**Data about app and page elements:**
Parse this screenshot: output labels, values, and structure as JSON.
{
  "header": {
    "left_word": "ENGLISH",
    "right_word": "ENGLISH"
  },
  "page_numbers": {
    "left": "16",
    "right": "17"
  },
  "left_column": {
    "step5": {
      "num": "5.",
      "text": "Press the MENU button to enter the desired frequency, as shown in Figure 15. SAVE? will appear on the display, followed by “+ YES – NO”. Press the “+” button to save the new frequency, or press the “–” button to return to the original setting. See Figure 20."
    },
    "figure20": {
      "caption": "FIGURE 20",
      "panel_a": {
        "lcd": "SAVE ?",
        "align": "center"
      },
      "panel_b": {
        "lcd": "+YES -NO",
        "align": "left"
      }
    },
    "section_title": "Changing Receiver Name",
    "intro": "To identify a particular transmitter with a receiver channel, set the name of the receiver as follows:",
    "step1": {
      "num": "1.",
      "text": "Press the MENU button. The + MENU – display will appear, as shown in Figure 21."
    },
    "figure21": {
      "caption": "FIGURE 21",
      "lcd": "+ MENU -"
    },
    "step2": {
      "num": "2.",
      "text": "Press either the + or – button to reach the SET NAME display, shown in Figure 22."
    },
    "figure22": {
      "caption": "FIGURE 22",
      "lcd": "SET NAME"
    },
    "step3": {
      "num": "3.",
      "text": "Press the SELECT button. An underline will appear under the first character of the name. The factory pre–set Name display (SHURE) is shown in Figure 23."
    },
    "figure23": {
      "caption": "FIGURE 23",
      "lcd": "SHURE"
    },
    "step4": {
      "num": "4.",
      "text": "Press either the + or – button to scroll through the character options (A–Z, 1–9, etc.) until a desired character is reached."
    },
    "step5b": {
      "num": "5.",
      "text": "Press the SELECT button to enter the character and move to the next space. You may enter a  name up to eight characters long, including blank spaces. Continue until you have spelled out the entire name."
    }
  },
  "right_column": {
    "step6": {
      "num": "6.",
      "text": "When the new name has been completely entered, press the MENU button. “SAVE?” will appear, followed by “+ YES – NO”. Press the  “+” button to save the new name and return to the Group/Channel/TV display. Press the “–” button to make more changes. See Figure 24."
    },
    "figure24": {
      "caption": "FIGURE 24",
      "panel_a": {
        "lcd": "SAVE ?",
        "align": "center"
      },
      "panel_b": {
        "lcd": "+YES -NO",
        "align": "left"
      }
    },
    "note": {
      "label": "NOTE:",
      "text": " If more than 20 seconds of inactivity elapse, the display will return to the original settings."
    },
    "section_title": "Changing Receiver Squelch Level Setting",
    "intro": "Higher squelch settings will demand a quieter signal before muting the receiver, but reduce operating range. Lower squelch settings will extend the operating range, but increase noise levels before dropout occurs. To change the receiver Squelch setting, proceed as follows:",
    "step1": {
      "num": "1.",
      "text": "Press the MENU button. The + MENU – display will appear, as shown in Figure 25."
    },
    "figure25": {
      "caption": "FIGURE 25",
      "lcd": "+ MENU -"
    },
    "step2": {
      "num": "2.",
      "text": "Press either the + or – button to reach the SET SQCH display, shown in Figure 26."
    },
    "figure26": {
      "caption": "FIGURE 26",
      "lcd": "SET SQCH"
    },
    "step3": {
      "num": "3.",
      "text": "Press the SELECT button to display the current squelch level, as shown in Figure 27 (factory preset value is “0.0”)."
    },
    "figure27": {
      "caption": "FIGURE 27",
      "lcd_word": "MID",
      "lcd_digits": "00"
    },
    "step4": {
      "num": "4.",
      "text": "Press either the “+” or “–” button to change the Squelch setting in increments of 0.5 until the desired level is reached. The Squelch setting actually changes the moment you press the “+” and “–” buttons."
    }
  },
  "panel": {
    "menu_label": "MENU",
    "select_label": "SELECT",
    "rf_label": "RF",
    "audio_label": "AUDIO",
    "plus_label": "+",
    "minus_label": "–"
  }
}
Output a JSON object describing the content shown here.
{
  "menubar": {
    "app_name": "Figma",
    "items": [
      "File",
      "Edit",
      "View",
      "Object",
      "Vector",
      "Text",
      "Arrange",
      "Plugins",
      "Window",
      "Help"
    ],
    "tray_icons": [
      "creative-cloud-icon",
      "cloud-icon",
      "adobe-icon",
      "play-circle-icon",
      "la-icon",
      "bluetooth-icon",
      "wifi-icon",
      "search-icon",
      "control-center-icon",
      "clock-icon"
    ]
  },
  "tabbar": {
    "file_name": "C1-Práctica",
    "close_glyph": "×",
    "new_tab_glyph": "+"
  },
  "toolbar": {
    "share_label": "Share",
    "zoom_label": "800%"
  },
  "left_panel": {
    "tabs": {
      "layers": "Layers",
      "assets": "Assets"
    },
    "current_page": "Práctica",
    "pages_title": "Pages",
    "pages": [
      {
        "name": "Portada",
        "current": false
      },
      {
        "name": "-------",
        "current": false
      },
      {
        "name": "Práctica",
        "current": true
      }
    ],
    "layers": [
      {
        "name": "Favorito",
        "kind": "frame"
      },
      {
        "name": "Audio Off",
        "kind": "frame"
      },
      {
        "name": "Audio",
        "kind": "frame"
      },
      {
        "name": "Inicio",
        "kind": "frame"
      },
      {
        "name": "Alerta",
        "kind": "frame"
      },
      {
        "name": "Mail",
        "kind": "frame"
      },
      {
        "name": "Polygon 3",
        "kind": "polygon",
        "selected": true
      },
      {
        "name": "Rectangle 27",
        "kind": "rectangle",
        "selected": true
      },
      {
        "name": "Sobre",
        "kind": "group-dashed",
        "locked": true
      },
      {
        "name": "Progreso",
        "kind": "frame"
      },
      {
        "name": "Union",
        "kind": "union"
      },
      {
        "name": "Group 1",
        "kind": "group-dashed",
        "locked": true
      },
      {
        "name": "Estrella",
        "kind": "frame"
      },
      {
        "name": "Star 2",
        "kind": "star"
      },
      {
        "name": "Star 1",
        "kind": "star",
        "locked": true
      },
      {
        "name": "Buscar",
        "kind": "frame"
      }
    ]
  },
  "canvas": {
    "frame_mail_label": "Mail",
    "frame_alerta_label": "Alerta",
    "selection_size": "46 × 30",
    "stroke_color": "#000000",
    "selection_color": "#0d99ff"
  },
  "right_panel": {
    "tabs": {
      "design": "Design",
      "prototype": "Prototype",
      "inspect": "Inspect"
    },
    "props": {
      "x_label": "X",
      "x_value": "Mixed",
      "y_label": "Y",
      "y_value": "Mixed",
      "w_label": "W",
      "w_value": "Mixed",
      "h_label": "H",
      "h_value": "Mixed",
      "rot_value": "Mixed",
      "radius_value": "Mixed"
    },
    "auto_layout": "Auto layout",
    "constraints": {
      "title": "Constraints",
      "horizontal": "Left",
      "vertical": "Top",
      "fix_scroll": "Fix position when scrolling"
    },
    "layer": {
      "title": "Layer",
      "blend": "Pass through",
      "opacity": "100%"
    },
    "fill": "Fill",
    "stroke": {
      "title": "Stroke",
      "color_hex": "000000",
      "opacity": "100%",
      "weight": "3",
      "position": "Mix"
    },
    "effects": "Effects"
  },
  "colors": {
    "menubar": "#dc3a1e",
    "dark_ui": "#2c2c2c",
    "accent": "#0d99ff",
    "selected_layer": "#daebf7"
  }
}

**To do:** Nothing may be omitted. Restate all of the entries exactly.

**Answer space:**
Parse this screenshot: output labels, values, and structure as JSON.
{
  "header": {
    "left_word": "ENGLISH",
    "right_word": "ENGLISH"
  },
  "page_numbers": {
    "left": "16",
    "right": "17"
  },
  "left_column": {
    "step5": {
      "num": "5.",
      "text": "Press the MENU button to enter the desired frequency, as shown in Figure 15. SAVE? will appear on the display, followed by “+ YES – NO”. Press the “+” button to save the new frequency, or press the “–” button to return to the original setting. See Figure 20."
    },
    "figure20": {
      "caption": "FIGURE 20",
      "panel_a": {
        "lcd": "SAVE ?",
        "align": "center"
      },
      "panel_b": {
        "lcd": "+YES -NO",
        "align": "left"
      }
    },
    "section_title": "Changing Receiver Name",
    "intro": "To identify a particular transmitter with a receiver channel, set the name of the receiver as follows:",
    "step1": {
      "num": "1.",
      "text": "Press the MENU button. The + MENU – display will appear, as shown in Figure 21."
    },
    "figure21": {
      "caption": "FIGURE 21",
      "lcd": "+ MENU -"
    },
    "step2": {
      "num": "2.",
      "text": "Press either the + or – button to reach the SET NAME display, shown in Figure 22."
    },
    "figure22": {
      "caption": "FIGURE 22",
      "lcd": "SET NAME"
    },
    "step3": {
      "num": "3.",
      "text": "Press the SELECT button. An underline will appear under the first character of the name. The factory pre–set Name display (SHURE) is shown in Figure 23."
    },
    "figure23": {
      "caption": "FIGURE 23",
      "lcd": "SHURE"
    },
    "step4": {
      "num": "4.",
      "text": "Press either the + or – button to scroll through the character options (A–Z, 1–9, etc.) until a desired character is reached."
    },
    "step5b": {
      "num": "5.",
      "text": "Press the SELECT button to enter the character and move to the next space. You may enter a  name up to eight characters long, including blank spaces. Continue until you have spelled out the entire name."
    }
  },
  "right_column": {
    "step6": {
      "num": "6.",
      "text": "When the new name has been completely entered, press the MENU button. “SAVE?” will appear, followed by “+ YES – NO”. Press the  “+” button to save the new name and return to the Group/Channel/TV display. Press the “–” button to make more changes. See Figure 24."
    },
    "figure24": {
      "caption": "FIGURE 24",
      "panel_a": {
        "lcd": "SAVE ?",
        "align": "center"
      },
      "panel_b": {
        "lcd": "+YES -NO",
        "align": "left"
      }
    },
    "note": {
      "label": "NOTE:",
      "text": " If more than 20 seconds of inactivity elapse, the display will return to the original settings."
    },
    "section_title": "Changing Receiver Squelch Level Setting",
    "intro": "Higher squelch settings will demand a quieter signal before muting the receiver, but reduce operating range. Lower squelch settings will extend the operating range, but increase noise levels before dropout occurs. To change the receiver Squelch setting, proceed as follows:",
    "step1": {
      "num": "1.",
      "text": "Press the MENU button. The + MENU – display will appear, as shown in Figure 25."
    },
    "figure25": {
      "caption": "FIGURE 25",
      "lcd": "+ MENU -"
    },
    "step2": {
      "num": "2.",
      "text": "Press either the + or – button to reach the SET SQCH display, shown in Figure 26."
    },
    "figure26": {
      "caption": "FIGURE 26",
      "lcd": "SET SQCH"
    },
    "step3": {
      "num": "3.",
      "text": "Press the SELECT button to display the current squelch level, as shown in Figure 27 (factory preset value is “0.0”)."
    },
    "figure27": {
      "caption": "FIGURE 27",
      "lcd_word": "MID",
      "lcd_digits": "00"
    },
    "step4": {
      "num": "4.",
      "text": "Press either the “+” or “–” button to change the Squelch setting in increments of 0.5 until the desired level is reached. The Squelch setting actually changes the moment you press the “+” and “–” buttons."
    }
  },
  "panel": {
    "menu_label": "MENU",
    "select_label": "SELECT",
    "rf_label": "RF",
    "audio_label": "AUDIO",
    "plus_label": "+",
    "minus_label": "–"
  }
}
Output a JSON object describing the content shown here.
{
  "menubar": {
    "app_name": "Figma",
    "items": [
      "File",
      "Edit",
      "View",
      "Object",
      "Vector",
      "Text",
      "Arrange",
      "Plugins",
      "Window",
      "Help"
    ],
    "tray_icons": [
      "creative-cloud-icon",
      "cloud-icon",
      "adobe-icon",
      "play-circle-icon",
      "la-icon",
      "bluetooth-icon",
      "wifi-icon",
      "search-icon",
      "control-center-icon",
      "clock-icon"
    ]
  },
  "tabbar": {
    "file_name": "C1-Práctica",
    "close_glyph": "×",
    "new_tab_glyph": "+"
  },
  "toolbar": {
    "share_label": "Share",
    "zoom_label": "800%"
  },
  "left_panel": {
    "tabs": {
      "layers": "Layers",
      "assets": "Assets"
    },
    "current_page": "Práctica",
    "pages_title": "Pages",
    "pages": [
      {
        "name": "Portada",
        "current": false
      },
      {
        "name": "-------",
        "current": false
      },
      {
        "name": "Práctica",
        "current": true
      }
    ],
    "layers": [
      {
        "name": "Favorito",
        "kind": "frame"
      },
      {
        "name": "Audio Off",
        "kind": "frame"
      },
      {
        "name": "Audio",
        "kind": "frame"
      },
      {
        "name": "Inicio",
        "kind": "frame"
      },
      {
        "name": "Alerta",
        "kind": "frame"
      },
      {
        "name": "Mail",
        "kind": "frame"
      },
      {
        "name": "Polygon 3",
        "kind": "polygon",
        "selected": true
      },
      {
        "name": "Rectangle 27",
        "kind": "rectangle",
        "selected": true
      },
      {
        "name": "Sobre",
        "kind": "group-dashed",
        "locked": true
      },
      {
        "name": "Progreso",
        "kind": "frame"
      },
      {
        "name": "Union",
        "kind": "union"
      },
      {
        "name": "Group 1",
        "kind": "group-dashed",
        "locked": true
      },
      {
        "name": "Estrella",
        "kind": "frame"
      },
      {
        "name": "Star 2",
        "kind": "star"
      },
      {
        "name": "Star 1",
        "kind": "star",
        "locked": true
      },
      {
        "name": "Buscar",
        "kind": "frame"
      }
    ]
  },
  "canvas": {
    "frame_mail_label": "Mail",
    "frame_alerta_label": "Alerta",
    "selection_size": "46 × 30",
    "stroke_color": "#000000",
    "selection_color": "#0d99ff"
  },
  "right_panel": {
    "tabs": {
      "design": "Design",
      "prototype": "Prototype",
      "inspect": "Inspect"
    },
    "props": {
      "x_label": "X",
      "x_value": "Mixed",
      "y_label": "Y",
      "y_value": "Mixed",
      "w_label": "W",
      "w_value": "Mixed",
      "h_label": "H",
      "h_value": "Mixed",
      "rot_value": "Mixed",
      "radius_value": "Mixed"
    },
    "auto_layout": "Auto layout",
    "constraints": {
      "title": "Constraints",
      "horizontal": "Left",
      "vertical": "Top",
      "fix_scroll": "Fix position when scrolling"
    },
    "layer": {
      "title": "Layer",
      "blend": "Pass through",
      "opacity": "100%"
    },
    "fill": "Fill",
    "stroke": {
      "title": "Stroke",
      "color_hex": "000000",
      "opacity": "100%",
      "weight": "3",
      "position": "Mix"
    },
    "effects": "Effects"
  },
  "colors": {
    "menubar": "#dc3a1e",
    "dark_ui": "#2c2c2c",
    "accent": "#0d99ff",
    "selected_layer": "#daebf7"
  }
}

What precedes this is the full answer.